Study design

Case Series

Study population and setting

Four medical professionals with occupational exposure and laboratory confirmed SARS-CoV-2 in Wuhan, China were followed from January 1, 2020 to February 15, 2020. Demographic characteristics, laboratory findings, and radiological features were extracted from medical records, and after recovery, throat swabs were serially collected for RT-PCR analysis. Discontinuation of quarantine or hospital discharge was defined as absence of clinical symptoms, improved radiological abnormalities and two negative RT-PCR results ≥1 day apart.

Summary of Main Findings

Patients ranged in age from 30 to 36 years old, and two were male. Three experienced symptoms at onset, while one was asymptomatic. The disease severity among cases was characterized as mild to moderate. All patients had four subsequent positive RT-PCR results 5 – 18 days following discharge or quarantine (which required 2 negative RT-PCR tests 24 hours apart), though they remained asymptomatic, experienced no major clinical changes and had no new known exposure. No onward transmissions to family members were observed.

Study Strengths

The study defined recovery both as a subsiding of symptoms and as two negative test results. Multiple (four) post-recovery tests were performed among all cases, including tests using a kit from an alternate manufacturer, all of which were positive. These findings suggest that positive tests post-recovery could not likely all be explained by false-positives; similarly it is less likely that all four cases were false-negatives at time of recovery.


This study was small. It only included four patients in a very specific age range, who were medical professionals and likely to have had higher levels of exposure, and who had mild to moderate disease. All patients were treated with antiviral medications, and it is unclear if they continued to take these medications following discharge/recovery and how this may have impacted viral test results. Additionally, the authors did not report viral load values, so it is not clear if there were trends in virus trajectory. At this time, it is also not known if detection of virus corresponds to infectious virus in long-term shedders.

Value added

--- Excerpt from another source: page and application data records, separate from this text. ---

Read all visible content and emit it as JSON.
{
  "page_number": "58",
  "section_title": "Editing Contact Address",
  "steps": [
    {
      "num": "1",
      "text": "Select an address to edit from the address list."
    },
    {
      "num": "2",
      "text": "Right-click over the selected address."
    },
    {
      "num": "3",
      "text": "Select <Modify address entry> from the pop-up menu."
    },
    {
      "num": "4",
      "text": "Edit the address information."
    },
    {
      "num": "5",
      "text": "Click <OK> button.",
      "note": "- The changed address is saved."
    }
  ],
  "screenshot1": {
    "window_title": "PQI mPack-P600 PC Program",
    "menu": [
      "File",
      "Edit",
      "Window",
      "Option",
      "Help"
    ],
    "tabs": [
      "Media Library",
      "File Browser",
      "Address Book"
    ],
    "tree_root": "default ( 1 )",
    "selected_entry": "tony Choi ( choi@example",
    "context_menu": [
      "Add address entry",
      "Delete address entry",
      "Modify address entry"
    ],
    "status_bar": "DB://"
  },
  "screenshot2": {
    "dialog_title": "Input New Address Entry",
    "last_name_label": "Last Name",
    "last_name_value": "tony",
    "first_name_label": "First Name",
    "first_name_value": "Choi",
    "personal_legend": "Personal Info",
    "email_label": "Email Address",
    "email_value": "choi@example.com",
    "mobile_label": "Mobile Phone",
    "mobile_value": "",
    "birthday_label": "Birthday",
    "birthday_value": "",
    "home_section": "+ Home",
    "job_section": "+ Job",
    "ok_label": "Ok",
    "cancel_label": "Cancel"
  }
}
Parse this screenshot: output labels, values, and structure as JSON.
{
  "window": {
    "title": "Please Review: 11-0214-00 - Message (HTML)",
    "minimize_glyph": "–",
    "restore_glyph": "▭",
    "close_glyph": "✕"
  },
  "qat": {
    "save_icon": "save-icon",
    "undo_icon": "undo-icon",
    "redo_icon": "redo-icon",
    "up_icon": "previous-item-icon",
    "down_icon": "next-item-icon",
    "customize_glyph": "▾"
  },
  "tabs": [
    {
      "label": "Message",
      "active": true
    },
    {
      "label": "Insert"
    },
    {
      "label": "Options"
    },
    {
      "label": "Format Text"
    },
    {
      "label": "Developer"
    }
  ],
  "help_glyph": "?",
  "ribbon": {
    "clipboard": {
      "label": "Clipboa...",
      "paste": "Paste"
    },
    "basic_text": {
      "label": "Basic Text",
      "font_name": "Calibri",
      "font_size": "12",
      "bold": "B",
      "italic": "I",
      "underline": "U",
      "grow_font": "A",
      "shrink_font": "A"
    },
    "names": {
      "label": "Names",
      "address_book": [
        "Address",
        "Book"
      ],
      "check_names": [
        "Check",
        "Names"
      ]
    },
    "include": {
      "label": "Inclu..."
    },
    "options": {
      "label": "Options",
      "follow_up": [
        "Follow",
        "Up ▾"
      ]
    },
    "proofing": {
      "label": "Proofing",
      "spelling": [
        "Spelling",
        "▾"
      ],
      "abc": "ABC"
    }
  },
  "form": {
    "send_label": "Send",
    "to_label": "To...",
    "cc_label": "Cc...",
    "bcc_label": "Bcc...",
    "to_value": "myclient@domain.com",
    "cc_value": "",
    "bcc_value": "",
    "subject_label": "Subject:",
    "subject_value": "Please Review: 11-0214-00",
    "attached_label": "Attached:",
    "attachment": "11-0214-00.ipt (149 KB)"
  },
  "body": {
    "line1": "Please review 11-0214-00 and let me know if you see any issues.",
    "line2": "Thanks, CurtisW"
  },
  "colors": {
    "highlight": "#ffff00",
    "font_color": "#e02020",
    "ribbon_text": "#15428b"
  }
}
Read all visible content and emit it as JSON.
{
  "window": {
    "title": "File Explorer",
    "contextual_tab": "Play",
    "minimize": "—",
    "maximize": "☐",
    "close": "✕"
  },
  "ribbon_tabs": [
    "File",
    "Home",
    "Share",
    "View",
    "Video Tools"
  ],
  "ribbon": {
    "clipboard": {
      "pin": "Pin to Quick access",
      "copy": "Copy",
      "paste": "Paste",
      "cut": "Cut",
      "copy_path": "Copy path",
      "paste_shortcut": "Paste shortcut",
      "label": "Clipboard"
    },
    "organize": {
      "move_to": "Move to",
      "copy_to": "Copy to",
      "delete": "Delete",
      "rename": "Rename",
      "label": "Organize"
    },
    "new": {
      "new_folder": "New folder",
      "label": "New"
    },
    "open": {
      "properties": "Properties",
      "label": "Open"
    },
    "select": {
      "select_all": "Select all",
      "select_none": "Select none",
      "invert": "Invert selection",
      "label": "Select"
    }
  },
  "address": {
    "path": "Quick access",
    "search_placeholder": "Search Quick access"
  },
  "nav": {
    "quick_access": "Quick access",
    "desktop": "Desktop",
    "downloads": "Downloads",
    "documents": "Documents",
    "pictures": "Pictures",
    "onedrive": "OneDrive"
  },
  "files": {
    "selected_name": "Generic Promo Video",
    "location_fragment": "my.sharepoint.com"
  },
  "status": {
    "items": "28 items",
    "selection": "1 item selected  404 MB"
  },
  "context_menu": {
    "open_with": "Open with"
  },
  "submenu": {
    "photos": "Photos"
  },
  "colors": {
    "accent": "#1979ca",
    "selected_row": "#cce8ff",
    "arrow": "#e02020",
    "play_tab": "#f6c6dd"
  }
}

This is one of the first studies to examine characteristics among recovered patients, and the findings have implications for how patients who are recovering should be managed, including considerations on how and when they can stop self-isolation.